Yang Maoping (杨茂平), sister of imprisoned rights activist Guo Feixiong (郭飞雄) (also known as Yang Maodong (杨茂东)), circulated online the below account about Guo’s ill health after she visited him in Yangchun Prison, Guangdong (广东阳春监狱) this morning. Yang said that she repeated a request she first made to the prison authorities on February 29 that Guo be transferred to an upper-grade hospital to receive medical treatment. HRIC has translated Yang’s account, “Guo Feixiong’s Health Condition Worrisome,” in which she provides some details on Guo’s condition (see below).
Guo was first detained on August 8, 2013 in connection with his advocacy for asset transparency, tried in November 2014, and convicted in November 2015 of “gathering crowds to disrupt order in public places” and “picking quarrels and provoking troubles” and sentenced to six years in prison.
Guo has suffered serious abuses while in detention (see HRIC’s case profile on Guo, on right hand side in Related Resources). HRIC calls on the international community to press for immediate medical attention for Guo.
Guo’s supporters urge those concerned to send their support to Guo Feixiong, and to contact the prison authorities to request Guo’s medical parole:
Yangchun Prison Address:
Yangchun City, Guangdong Province
Guo Feixiong Address:
Hospital at Yangchun Prison, Compound 1
Yangchun City, Guangdong Province
Prisoner Number: 4412029461
Guo Feixiong’s Health Condition Worrisome
An Account Posted Online by Yang Maoping, Sister of Guo Feixiong
[Translation by Human Rights in China]
Today, April 26, 2016 at 10:00am, I saw my brother Yang Maodong (Guo Feixiong) at Yangchun Prison in Guangdong (广东阳春监狱). He was paler and thinner than when I saw him on February 29 of this year, and his complexion was ashen. Before I even spoke, Yang told me there is something seriously wrong with his health. He had been admitted to the prison hospital on April 7, after a year of intermittent bloody or watery stools. Since arriving in prison, he has also suffered from occasional bleeding in the mouth and throat, and he hemorrhaged on April 19, and he has been unsteady on his feet. Yesterday, when he spoke with Officer Liu in the Prison Management Division, he could barely stand. In the hospital, he was kept with four other people inside a seven and a half square-meter room without windows, for 23 hours a day. When he requested a medical check related to his symptoms, the police watching him said there was nothing they could do. When he asked the doctor, the hospital said this needed Officer Liu’s approval, and Officer Liu did not approve it.

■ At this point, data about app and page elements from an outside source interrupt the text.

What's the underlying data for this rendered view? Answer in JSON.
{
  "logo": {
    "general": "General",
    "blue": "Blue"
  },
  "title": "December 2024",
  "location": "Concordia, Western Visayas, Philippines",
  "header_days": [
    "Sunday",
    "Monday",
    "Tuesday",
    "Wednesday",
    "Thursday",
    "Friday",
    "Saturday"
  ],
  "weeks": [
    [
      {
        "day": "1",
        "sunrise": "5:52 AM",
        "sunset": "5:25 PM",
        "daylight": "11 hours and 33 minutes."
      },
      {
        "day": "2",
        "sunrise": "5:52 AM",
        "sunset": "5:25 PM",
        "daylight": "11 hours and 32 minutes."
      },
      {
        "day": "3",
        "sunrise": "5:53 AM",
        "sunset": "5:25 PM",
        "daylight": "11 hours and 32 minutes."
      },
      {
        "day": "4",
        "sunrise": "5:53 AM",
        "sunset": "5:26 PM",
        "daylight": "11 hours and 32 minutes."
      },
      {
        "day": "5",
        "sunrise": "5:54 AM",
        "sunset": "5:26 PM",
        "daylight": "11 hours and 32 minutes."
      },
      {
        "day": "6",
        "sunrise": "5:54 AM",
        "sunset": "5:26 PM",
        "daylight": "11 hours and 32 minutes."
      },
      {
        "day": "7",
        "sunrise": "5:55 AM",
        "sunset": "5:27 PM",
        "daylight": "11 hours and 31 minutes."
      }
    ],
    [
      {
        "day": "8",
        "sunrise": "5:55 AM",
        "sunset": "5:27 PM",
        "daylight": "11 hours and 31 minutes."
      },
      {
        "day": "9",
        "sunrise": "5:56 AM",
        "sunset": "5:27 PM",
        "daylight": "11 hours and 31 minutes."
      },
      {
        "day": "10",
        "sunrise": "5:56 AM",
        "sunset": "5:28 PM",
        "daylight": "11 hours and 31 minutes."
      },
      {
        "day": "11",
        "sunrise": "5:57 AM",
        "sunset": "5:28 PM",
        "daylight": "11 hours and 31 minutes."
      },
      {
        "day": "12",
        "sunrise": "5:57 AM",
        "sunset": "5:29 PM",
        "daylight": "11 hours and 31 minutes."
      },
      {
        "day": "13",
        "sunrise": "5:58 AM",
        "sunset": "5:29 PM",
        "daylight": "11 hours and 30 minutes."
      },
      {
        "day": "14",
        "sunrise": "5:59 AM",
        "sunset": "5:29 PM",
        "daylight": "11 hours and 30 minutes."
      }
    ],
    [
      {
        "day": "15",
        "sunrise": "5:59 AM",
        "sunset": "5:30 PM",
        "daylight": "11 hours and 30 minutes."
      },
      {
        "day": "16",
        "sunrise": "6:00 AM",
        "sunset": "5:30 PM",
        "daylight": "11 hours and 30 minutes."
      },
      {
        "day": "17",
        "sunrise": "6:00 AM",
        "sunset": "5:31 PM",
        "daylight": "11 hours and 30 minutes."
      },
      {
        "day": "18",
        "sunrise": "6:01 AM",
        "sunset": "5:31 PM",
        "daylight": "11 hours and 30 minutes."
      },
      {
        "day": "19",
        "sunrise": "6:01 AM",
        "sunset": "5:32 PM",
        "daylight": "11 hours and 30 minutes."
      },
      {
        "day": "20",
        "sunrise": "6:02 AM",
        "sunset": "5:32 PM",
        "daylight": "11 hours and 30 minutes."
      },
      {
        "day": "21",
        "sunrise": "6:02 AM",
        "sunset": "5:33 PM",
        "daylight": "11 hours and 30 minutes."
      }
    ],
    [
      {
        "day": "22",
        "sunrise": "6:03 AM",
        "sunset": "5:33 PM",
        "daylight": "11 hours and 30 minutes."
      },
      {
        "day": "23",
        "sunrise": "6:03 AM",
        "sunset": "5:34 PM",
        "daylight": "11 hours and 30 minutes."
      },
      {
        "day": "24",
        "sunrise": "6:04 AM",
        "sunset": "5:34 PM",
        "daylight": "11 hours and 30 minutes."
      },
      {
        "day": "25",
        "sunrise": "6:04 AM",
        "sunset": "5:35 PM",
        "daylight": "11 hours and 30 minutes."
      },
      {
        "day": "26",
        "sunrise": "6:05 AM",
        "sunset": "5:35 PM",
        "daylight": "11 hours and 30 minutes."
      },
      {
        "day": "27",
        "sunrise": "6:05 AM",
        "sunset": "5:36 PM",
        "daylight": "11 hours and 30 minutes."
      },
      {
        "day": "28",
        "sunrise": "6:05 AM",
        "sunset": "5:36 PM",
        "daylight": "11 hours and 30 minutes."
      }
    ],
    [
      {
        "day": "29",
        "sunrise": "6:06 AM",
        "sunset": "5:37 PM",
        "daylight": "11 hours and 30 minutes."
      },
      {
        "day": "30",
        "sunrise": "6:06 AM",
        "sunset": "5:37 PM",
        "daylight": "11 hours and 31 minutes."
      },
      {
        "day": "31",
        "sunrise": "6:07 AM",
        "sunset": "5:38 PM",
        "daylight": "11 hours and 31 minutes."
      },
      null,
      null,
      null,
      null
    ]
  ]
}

Regarding Yang’s health condition, when I met with the head of the Prison Management Division on February 29, I pleaded with him to request a medical checkup for Yang, including an MRI on his lumbar spine because he was not looking normal. Today, I once again asked the head of the Prison Management Division to transfer Yang to an upper-grade hospital for an endoscopy, colonoscopy, lung CT scan, and blood work, so that he could get a clear diagnosis and treatment. The head of the Prison Management Division said Yang never said anything to him, and that if Yang were to faint, he would immediately be sent to the hospital. I said, anyone who saw Yang in his current state would think he looks abnormal; if you wait until he faints before sending him to the hospital, I’m afraid it will be too late. I once again pleaded for a transfer to an upper-grade hospital. I told him if you cannot solve this problem, please report this to your superiors, and I hope this can be resolved as soon as possible. When I was speaking with the prison authorities, they had the prison video camera pointed at me the whole time.